  • Health and Wellness - Premiums for health insurance, mental health, medical, vision, and dental expenses, habilitation and rehabilitation services, durable medical equipment, therapy, respite care, long term services and supports, nutritional management, communication services and devices, adaptive equipment, assistive technology, and personal assistance.
  • Miscellaneous Expenses - Financial management and administrative services, legal fees, expenses for oversight, monitoring, and funeral and burial expenses.

It should also be noted that ABLE Accounts are not transferrable to heirs. When account holders pass away, their accounts become the property of their states’ Medicaid programs, by federal law. In addition, if savings accrue to $100,000 or higher, SSI will be suspended.

Presently, there are 23 states that have enacted ABLE Acts, and of these 17 accept enrollment from out of state residents. These are:

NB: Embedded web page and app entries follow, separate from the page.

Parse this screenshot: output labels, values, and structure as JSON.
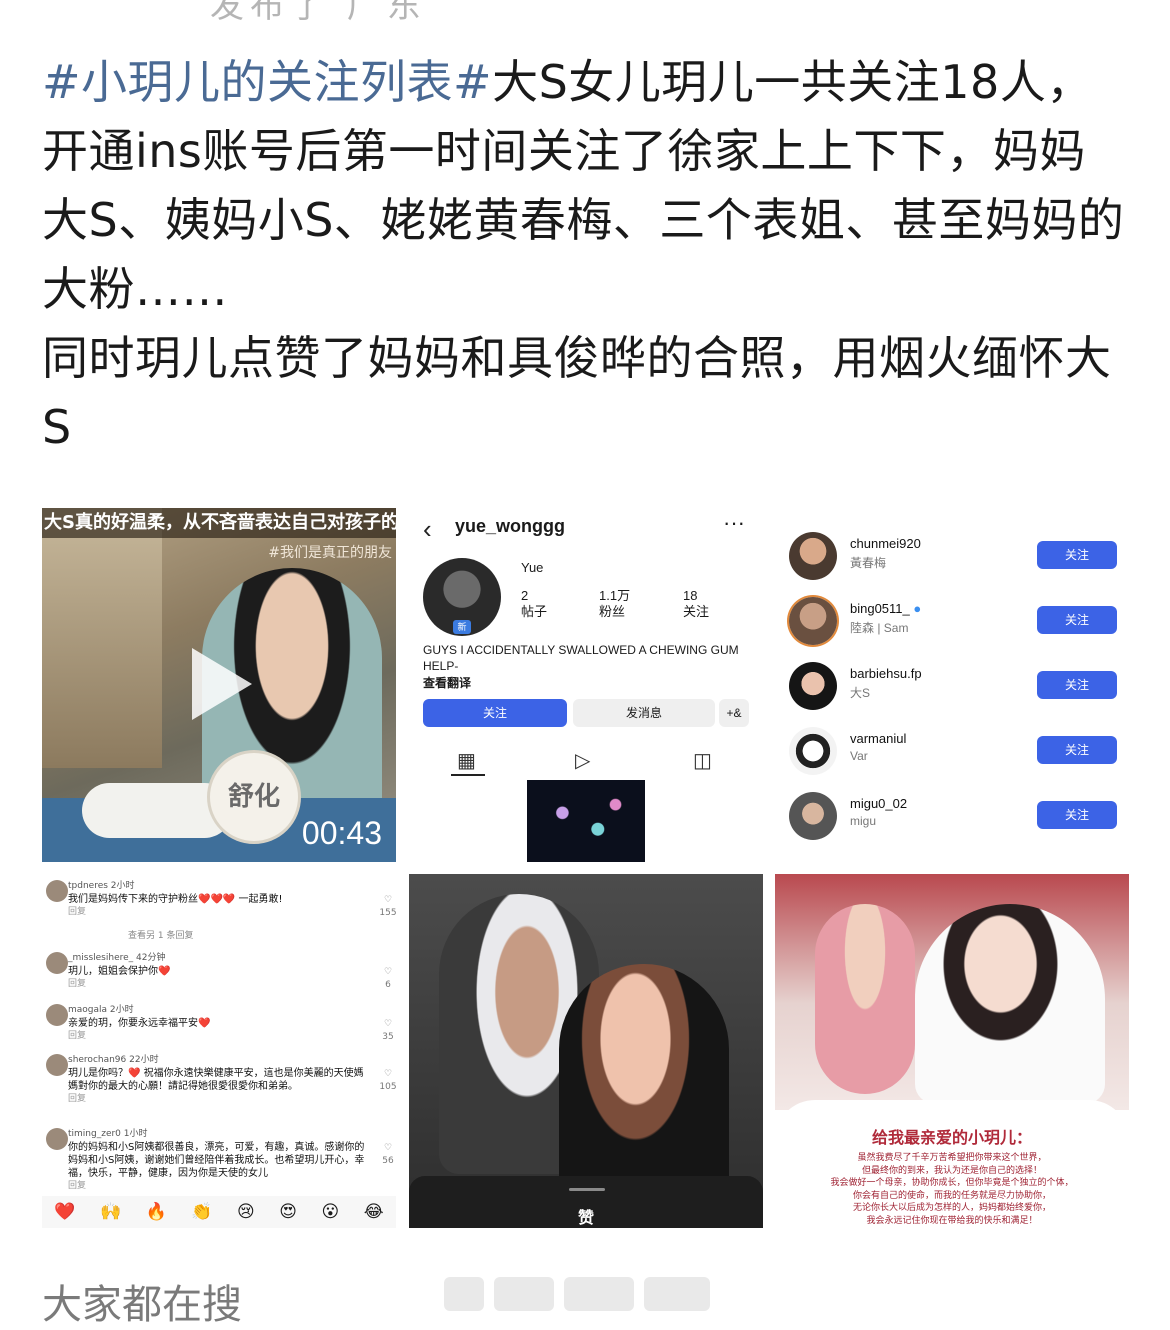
{
  "top_cutoff_text": "发布了 广东",
  "post": {
    "hashtag": "#小玥儿的关注列表#",
    "line1": "大S女儿玥儿一共关注18人，开通ins账号后第一时间关注了徐家上上下下，妈妈大S、姨妈小S、姥姥黄春梅、三个表姐、甚至妈妈的大粉……",
    "line2": "同时玥儿点赞了妈妈和具俊晔的合照，用烟火缅怀大S"
  },
  "tile_video": {
    "banner": "大S真的好温柔，从不吝啬表达自己对孩子的爱",
    "subtitle": "#我们是真正的朋友",
    "sign_text": "舒化",
    "duration": "00:43"
  },
  "tile_profile": {
    "back_icon": "chevron-left-icon",
    "username": "yue_wonggg",
    "more": "···",
    "new_badge": "新",
    "display_name": "Yue",
    "stats": [
      {
        "value": "2",
        "label": "帖子"
      },
      {
        "value": "1.1万",
        "label": "粉丝"
      },
      {
        "value": "18",
        "label": "关注"
      }
    ],
    "bio": "GUYS I ACCIDENTALLY SWALLOWED A CHEWING GUM HELP-",
    "translate": "查看翻译",
    "follow_btn": "关注",
    "message_btn": "发消息",
    "add_btn": "+&",
    "accent": "#3c63e6"
  },
  "tile_following": {
    "rows": [
      {
        "name": "chunmei920",
        "sub": "黃春梅",
        "btn": "关注"
      },
      {
        "name": "bing0511_",
        "sub": "陸森 | Sam",
        "btn": "关注"
      },
      {
        "name": "barbiehsu.fp",
        "sub": "大S",
        "btn": "关注"
      },
      {
        "name": "varmaniul",
        "sub": "Var",
        "btn": "关注"
      },
      {
        "name": "migu0_02",
        "sub": "migu",
        "btn": "关注"
      }
    ]
  },
  "tile_comments": {
    "more_replies": "查看另 1 条回复",
    "comments": [
      {
        "user": "tpdneres 2小时",
        "text": "我们是妈妈传下来的守护粉丝❤️❤️❤️ 一起勇敢!",
        "reply": "回复",
        "likes": "155"
      },
      {
        "user": "_misslesihere_ 42分钟",
        "text": "玥儿，姐姐会保护你❤️",
        "reply": "回复",
        "likes": "6"
      },
      {
        "user": "maogala 2小时",
        "text": "亲爱的玥，你要永远幸福平安❤️",
        "reply": "回复",
        "likes": "35"
      },
      {
        "user": "sherochan96 22小时",
        "text": "玥儿是你吗？❤️ 祝福你永遠快樂健康平安，這也是你美麗的天使媽媽對你的最大的心願！請記得她很愛很愛你和弟弟。",
        "reply": "回复",
        "likes": "105"
      },
      {
        "user": "timing_zer0 1小时",
        "text": "你的妈妈和小S阿姨都很善良，漂亮，可爱，有趣，真诚。感谢你的妈妈和小S阿姨，谢谢她们曾经陪伴着我成长。也希望玥儿开心，幸福，快乐，平静，健康，因为你是天使的女儿",
        "reply": "回复",
        "likes": "56"
      }
    ],
    "emojis": [
      "❤️",
      "🙌",
      "🔥",
      "👏",
      "😢",
      "😍",
      "😮",
      "😂"
    ]
  },
  "tile_photo": {
    "like_label": "赞"
  },
  "tile_letter": {
    "title": "给我最亲爱的小玥儿：",
    "lines": [
      "虽然我费尽了千辛万苦希望把你带来这个世界，",
      "但最终你的到来，我认为还是你自己的选择！",
      "我会做好一个母亲，协助你成长，但你毕竟是个独立的个体，",
      "你会有自己的使命，而我的任务就是尽力协助你，",
      "无论你长大以后成为怎样的人，妈妈都始终爱你，",
      "我会永远记住你现在带给我的快乐和满足！"
    ]
  },
  "search_label": "大家都在搜"
}
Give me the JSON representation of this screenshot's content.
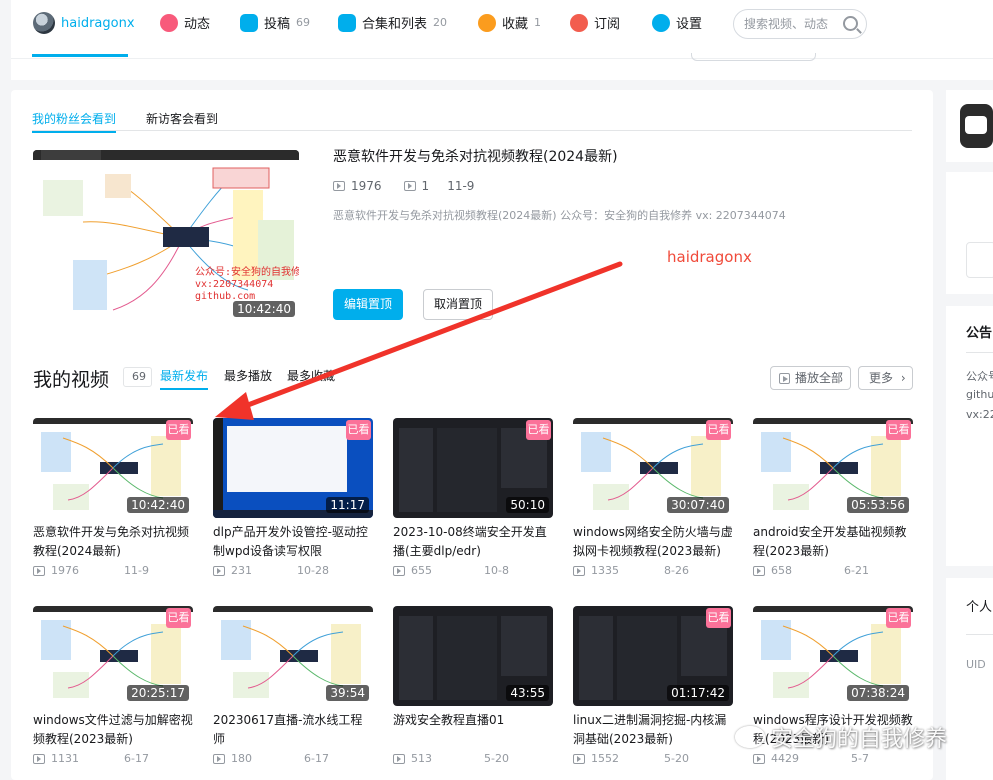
{
  "nav": {
    "username": "haidragonx",
    "items": [
      {
        "label": "动态",
        "count": "",
        "icon": "dynamic-icon",
        "color": "#f85a7b"
      },
      {
        "label": "投稿",
        "count": "69",
        "icon": "upload-icon",
        "color": "#00aeec"
      },
      {
        "label": "合集和列表",
        "count": "20",
        "icon": "collection-icon",
        "color": "#00aeec"
      },
      {
        "label": "收藏",
        "count": "1",
        "icon": "star-icon",
        "color": "#fb9c1e"
      },
      {
        "label": "订阅",
        "count": "",
        "icon": "heart-icon",
        "color": "#f25d4e"
      },
      {
        "label": "设置",
        "count": "",
        "icon": "gear-icon",
        "color": "#00aeec"
      }
    ],
    "search_placeholder": "搜索视频、动态"
  },
  "showcase": {
    "tab_fans": "我的粉丝会看到",
    "tab_visitors": "新访客会看到",
    "video": {
      "title": "恶意软件开发与免杀对抗视频教程(2024最新)",
      "plays": "1976",
      "comments": "1",
      "date": "11-9",
      "description": "恶意软件开发与免杀对抗视频教程(2024最新) 公众号：安全狗的自我修养 vx: 2207344074",
      "duration": "10:42:40",
      "thumb_text1": "公众号:安全狗的自我修养",
      "thumb_text2": "vx:2207344074",
      "thumb_text3": "github.com"
    },
    "edit_label": "编辑置顶",
    "unpin_label": "取消置顶"
  },
  "videos_section": {
    "title": "我的视频",
    "count": "69",
    "sort_tabs": [
      "最新发布",
      "最多播放",
      "最多收藏"
    ],
    "play_all": "播放全部",
    "more": "更多"
  },
  "videos": [
    {
      "title": "恶意软件开发与免杀对抗视频教程(2024最新)",
      "duration": "10:42:40",
      "plays": "1976",
      "date": "11-9",
      "badge": "已看",
      "style": "mind"
    },
    {
      "title": "dlp产品开发外设管控-驱动控制wpd设备读写权限",
      "duration": "11:17",
      "plays": "231",
      "date": "10-28",
      "badge": "已看",
      "style": "win"
    },
    {
      "title": "2023-10-08终端安全开发直播(主要dlp/edr)",
      "duration": "50:10",
      "plays": "655",
      "date": "10-8",
      "badge": "已看",
      "style": "dark"
    },
    {
      "title": "windows网络安全防火墙与虚拟网卡视频教程(2023最新)",
      "duration": "30:07:40",
      "plays": "1335",
      "date": "8-26",
      "badge": "已看",
      "style": "mind"
    },
    {
      "title": "android安全开发基础视频教程(2023最新)",
      "duration": "05:53:56",
      "plays": "658",
      "date": "6-21",
      "badge": "已看",
      "style": "mind"
    },
    {
      "title": "windows文件过滤与加解密视频教程(2023最新)",
      "duration": "20:25:17",
      "plays": "1131",
      "date": "6-17",
      "badge": "已看",
      "style": "mind"
    },
    {
      "title": "20230617直播-流水线工程师",
      "duration": "39:54",
      "plays": "180",
      "date": "6-17",
      "badge": "",
      "style": "mind"
    },
    {
      "title": "游戏安全教程直播01",
      "duration": "43:55",
      "plays": "513",
      "date": "5-20",
      "badge": "",
      "style": "dark"
    },
    {
      "title": "linux二进制漏洞挖掘-内核漏洞基础(2023最新)",
      "duration": "01:17:42",
      "plays": "1552",
      "date": "5-20",
      "badge": "已看",
      "style": "dark"
    },
    {
      "title": "windows程序设计开发视频教程(2023最新)",
      "duration": "07:38:24",
      "plays": "4429",
      "date": "5-7",
      "badge": "已看",
      "style": "mind"
    }
  ],
  "sidebar": {
    "announcement_title": "公告",
    "announcement_lines": [
      "公众号",
      "github",
      "vx:22"
    ],
    "personal_title": "个人",
    "uid_label": "UID"
  },
  "annotation": {
    "name": "haidragonx",
    "arrow_color": "#f0332a",
    "watermark": "安全狗的自我修养"
  }
}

  • Alabama

  • Alaska

  • Illinois

  • Kansas

  • Massachusetts

  • Michigan

  • Minnesota

  • Nebraska

  • Nevada

  • North Carolina

  • Ohio

  • Oregon

  • Pennsylvania

  • Rhode Island

  • Tennessee

  • Virginia

  • Washington

Presently, only individuals with disabilities who acquire their disabilities before the age of 26 may establish an ABLE account. An individual does not have to be under the age of 26 to establish an ABLE account. The individual could be over 26 years old, but must have acquired the disabilities prior age 26. Unfortunately, many groups with disabilities are still excluded from this protection. Congress has been considering amending the age limit to age 46, with recognition that many disabilities occur later in life.

To learn more, please see the ABLE National Resource Center (ANRC) at  or go to .

Photo: William Mihalke

Bill Mihalke is a Assistant Specialist at the Center on Disability Studies (CDS), Co-Principal Investigator for the Disability Benefits Planning & Technical Assistance Project, and Associate Specialist for the Jobs Now Partnership Project.


Photo: Chin Lee

Chin Lee is a Junior Specialist at the Center on Disability Studies (CDS), Co-Principal Investigator for the Disability Benefits Planning & Technical Assistance Project, and Project Coordinator for the Jobs Now Partnership Project.